→ Data provided
*-*-*

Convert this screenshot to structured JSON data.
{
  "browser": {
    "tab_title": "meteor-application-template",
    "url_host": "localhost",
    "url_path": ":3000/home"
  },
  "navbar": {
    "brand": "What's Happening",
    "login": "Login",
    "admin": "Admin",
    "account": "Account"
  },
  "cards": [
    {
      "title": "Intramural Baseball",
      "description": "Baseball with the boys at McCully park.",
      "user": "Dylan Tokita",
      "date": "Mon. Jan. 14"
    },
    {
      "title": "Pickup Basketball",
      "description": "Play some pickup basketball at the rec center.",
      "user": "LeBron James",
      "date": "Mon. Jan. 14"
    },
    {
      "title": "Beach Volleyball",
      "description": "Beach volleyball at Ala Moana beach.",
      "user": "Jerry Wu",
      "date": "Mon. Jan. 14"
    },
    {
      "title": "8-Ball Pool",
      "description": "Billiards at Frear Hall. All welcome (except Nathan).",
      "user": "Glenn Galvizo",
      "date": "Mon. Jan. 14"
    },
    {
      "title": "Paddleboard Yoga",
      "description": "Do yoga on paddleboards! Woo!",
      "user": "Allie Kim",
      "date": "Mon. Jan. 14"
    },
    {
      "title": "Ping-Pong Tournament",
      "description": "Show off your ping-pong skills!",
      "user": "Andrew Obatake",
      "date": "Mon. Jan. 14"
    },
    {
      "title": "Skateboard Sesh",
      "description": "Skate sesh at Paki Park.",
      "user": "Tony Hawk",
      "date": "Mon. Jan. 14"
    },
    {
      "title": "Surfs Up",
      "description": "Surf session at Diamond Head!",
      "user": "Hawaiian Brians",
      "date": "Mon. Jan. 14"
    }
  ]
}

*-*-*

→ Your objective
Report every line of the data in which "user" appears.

→ Output for this task
      "user": "Dylan Tokita",
      "user": "LeBron James",
      "user": "Jerry Wu",
      "user": "Glenn Galvizo",
      "user": "Allie Kim",
      "user": "Andrew Obatake",
      "user": "Tony Hawk",
      "user": "Hawaiian Brians",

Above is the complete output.